Personal loans have the advantage of having lower regular interest rates — that intro-APR offer will run out eventually — as well as a longer payback period, with a fixed payment amount. And, perhaps most importantly for some, you can’t use them to run up any more debt.
3. How Do You Consolidate with a Personal Installment Loan?
Using a personal installment loan to consolidate your debt is easier than you might think, once you qualify for the loan. The proceeds from the loan are typically transferred into your bank account, for you to use as you wish. At this points, the funds are essentially cash that can be used just like any other money in your bank account.
Of course, since we’re talking about debt consolidation, that money will be used to pay off your debts according to your debt repayment plan. Simply make payments to your credit card issuer or lenders as you normally would, be it via check, by phone, or online.
4. How Does a Credit Card Balance Transfer Work?
As you’ve likely gathered from the previous answer, a credit card balance transfer requires getting the issuer of your new balance transfer card involved. This can occur in a few ways, the simplest of which is to disclose any desired balance transfers during application. Most online credit card applications will have a dedicated section for this purpose.
Alternatively, once you’ve been approved for the card, you can call the new card company and give them the card number and amount you want to pay toward your old card. They’ll then issue the payment, and transfer the amount (plus balance transfer fee) to the new card. Be sure to follow up with the issuer of your old card by phone or through your online banking account to make sure payment has been credited.
5. Can You Transfer Part of a Balance on a Credit Card?
In a word, yes. You can transfer any amount, partial or full, to a new balance transfer card — as long as it doesn’t exceed your available credit limit.
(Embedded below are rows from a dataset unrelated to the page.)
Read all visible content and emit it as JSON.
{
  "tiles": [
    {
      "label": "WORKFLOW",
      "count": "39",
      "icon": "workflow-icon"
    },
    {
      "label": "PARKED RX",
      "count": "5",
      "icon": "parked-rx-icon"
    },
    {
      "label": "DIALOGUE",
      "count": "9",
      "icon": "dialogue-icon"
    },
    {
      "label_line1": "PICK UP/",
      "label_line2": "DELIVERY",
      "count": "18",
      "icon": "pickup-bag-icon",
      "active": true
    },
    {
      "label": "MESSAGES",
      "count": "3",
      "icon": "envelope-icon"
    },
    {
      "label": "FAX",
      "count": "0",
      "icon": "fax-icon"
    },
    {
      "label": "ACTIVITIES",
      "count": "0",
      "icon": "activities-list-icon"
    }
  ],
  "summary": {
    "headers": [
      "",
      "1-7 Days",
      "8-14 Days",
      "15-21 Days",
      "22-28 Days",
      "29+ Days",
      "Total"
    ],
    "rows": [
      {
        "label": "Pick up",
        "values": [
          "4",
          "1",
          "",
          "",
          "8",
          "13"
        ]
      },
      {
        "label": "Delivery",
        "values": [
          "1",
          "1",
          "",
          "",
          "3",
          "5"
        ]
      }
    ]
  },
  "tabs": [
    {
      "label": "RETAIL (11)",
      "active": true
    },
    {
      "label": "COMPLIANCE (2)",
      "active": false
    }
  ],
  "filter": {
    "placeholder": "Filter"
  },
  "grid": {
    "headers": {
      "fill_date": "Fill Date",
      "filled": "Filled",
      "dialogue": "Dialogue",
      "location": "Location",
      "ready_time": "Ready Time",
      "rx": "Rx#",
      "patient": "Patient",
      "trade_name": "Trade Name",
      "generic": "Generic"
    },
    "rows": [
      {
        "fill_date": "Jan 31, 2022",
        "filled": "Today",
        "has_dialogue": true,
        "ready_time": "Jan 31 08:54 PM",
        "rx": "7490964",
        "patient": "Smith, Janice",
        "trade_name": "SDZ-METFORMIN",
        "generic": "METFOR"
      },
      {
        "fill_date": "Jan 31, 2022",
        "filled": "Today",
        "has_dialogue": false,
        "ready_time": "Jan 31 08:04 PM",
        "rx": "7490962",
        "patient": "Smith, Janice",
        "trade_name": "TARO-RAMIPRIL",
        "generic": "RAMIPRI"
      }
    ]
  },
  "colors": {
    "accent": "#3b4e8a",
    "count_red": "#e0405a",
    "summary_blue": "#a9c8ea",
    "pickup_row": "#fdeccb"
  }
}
Of course, this is something you should carefully consider when making your debt consolidation plans.
The card you choose should have an available credit limit that allows you to make all of the balance transfers you have planned. Keep in mind that the balance transfer fee can reduce the total amount you can transfer, so include that in your calculations.
Simplify Your Credit Card Payments with Consolidation
If you’re considering debt consolidation, the goal should be to lower the amount of money you’re paying in interest, and to simplify your credit card payments. Having fewer card payments, even if the amount you’re paying is the same, can be reason enough to consolidate. But when used wisely and effectively, debt consolidation can accomplish much more than that.
By lowering the amount you’re paying in interest and paying more toward the principal amount you owe, your debt will be paid off sooner. When used as part of a disciplined and well thought-out plan, you could find yourself free of credit card debt before you know it. And that means having a chance to save more of your hard-earned money each month. It will also potentially provide a nice boost to your credit score, which will give you more and better opportunities for lines of credit in the future.